Eating antioxidant-rich foods or taking antioxidant supplements are two easy ways to support gut health by reducing irritation, redness, and swelling in the digestive tract. One report suggests antioxidant vitamins C and E could even relieve the symptoms of Crohn’s disease.[6] Blueberries, red berries, nuts, and dark green vegetables are just some of the antioxidant-rich foods you could introduce into your diet.

3. Raw Apple Cider Vinegar

Raw apple cider vinegar, as with all these supplements for gut health, provides beneficial enzymes that may be helpful for digestion. When you consume apple cider vinegar, you’re also making conditions friendlier for all those good bacteria. But, remember, in order to get the full effect, use organic, raw apple cider vinegar that includes the prebiotic-rich "mother" which feeds its natural probiotic microbes.

Bonus: The Power of Cleansing for Gut Health

The previous supplements are essential to support your gut, but cleansing periodically is one of the best ways to ensure these gut health supplements are effective at doing their job. I recommend my Colon Cleanse Program™, which helps clean the digestive tract so your colon can properly absorb nutrients while allowing waste to pass easily. There are so many easy ways that you can support and maintain your gut health, whether it’s eating healthy, taking probiotics, or even meditation. Cutting out gluten and sugar are also helpful steps you can take to support the health of your gut. Consuming raw, living foods is also a great measure.

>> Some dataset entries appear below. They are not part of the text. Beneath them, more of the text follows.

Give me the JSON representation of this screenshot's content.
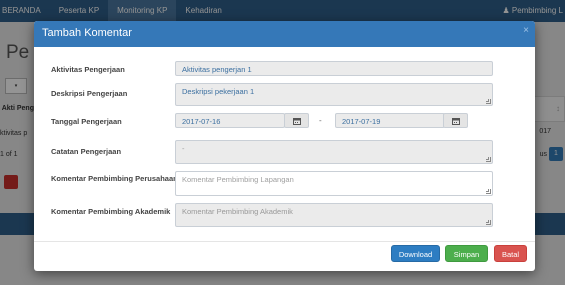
{
  "nav": {
    "items": [
      "BERANDA",
      "Peserta KP",
      "Monitoring KP",
      "Kehadiran"
    ],
    "user": "Pembimbing L"
  },
  "background": {
    "page_title": "Pe",
    "select_value": "▾",
    "col_head": "Akti Peng",
    "cell_text": "ktivitas p",
    "info_text": "1 of 1",
    "right_year": "017",
    "right_info": "us",
    "page_num": "1"
  },
  "modal": {
    "title": "Tambah Komentar",
    "close": "×",
    "labels": {
      "aktivitas": "Aktivitas Pengerjaan",
      "deskripsi": "Deskripsi Pengerjaan",
      "tanggal": "Tanggal Pengerjaan",
      "catatan": "Catatan Pengerjaan",
      "kom_perusahaan": "Komentar Pembimbing Perusahaan",
      "kom_akademik": "Komentar Pembimbing Akademik"
    },
    "values": {
      "aktivitas": "Aktivitas pengerjan 1",
      "deskripsi": "Deskripsi pekerjaan 1",
      "tanggal_mulai": "2017-07-16",
      "tanggal_selesai": "2017-07-19",
      "range_separator": "-",
      "catatan": "-"
    },
    "placeholders": {
      "kom_perusahaan": "Komentar Pembimbing Lapangan",
      "kom_akademik": "Komentar Pembimbing Akademik"
    },
    "buttons": {
      "download": "Download",
      "simpan": "Simpan",
      "batal": "Batal"
    }
  },
  "colors": {
    "header": "#3578b8",
    "download": "#2d7dc2",
    "simpan": "#4cae4c",
    "batal": "#d9534f"
  },
  "icons": [
    "calendar-icon",
    "user-icon",
    "close-icon"
  ]
}
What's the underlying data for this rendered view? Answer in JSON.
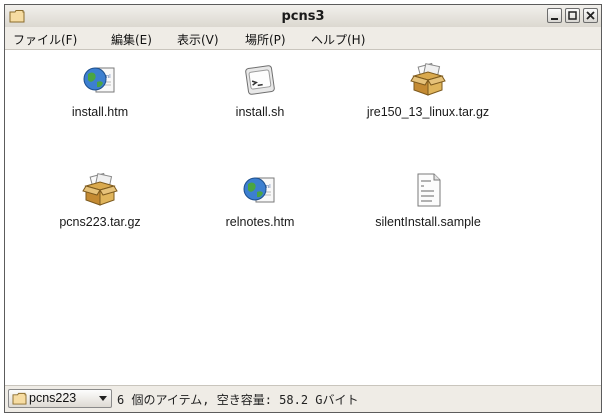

References (6)
  1. Sekirov, I. et al. Gut Microbiota in Health and Disease. Physiological Reviews. 90 (3).
  2. Foxx-Orenstein, A. E. & Chey, W. D. Manipulation of the Gut Microbiota as a Novel Treatment Strategy for Gastrointestinal Disorders. The American Journal of Gastroenterology Supplements.
  3. Behnsen, J. et al. Probiotics: Properties, Examples, and Specific Applications. Cold Spring Harbor Perspectives in Medicine.
  4. Brien, S. et al. Bromelain as a Treatment for Osteoarthritis: a Review of Clinical Studies. Evidence-Based Complementary and Alternative Medicine. 1 (3).
  5. Viswanatha Swamy, A. & Patil, P. A. Effect of Some Clinically Used Proteolytic Enzymes on Inflammation in Rats. Indian Journal of Pharmaceutical Sciences. 70 (1).
  6. Aghdassi, E. et al. Antioxidant vitamin supplementation in Crohn's disease decreases oxidative stress. a randomized controlled trial. The American Journal of Gastroenterology. 98 (2).

†Results may vary. Information and statements made are for education purposes and are not intended to replace the advice of your doctor. If you have a severe medical condition or health concern, see your physician.


A bottle of Berberine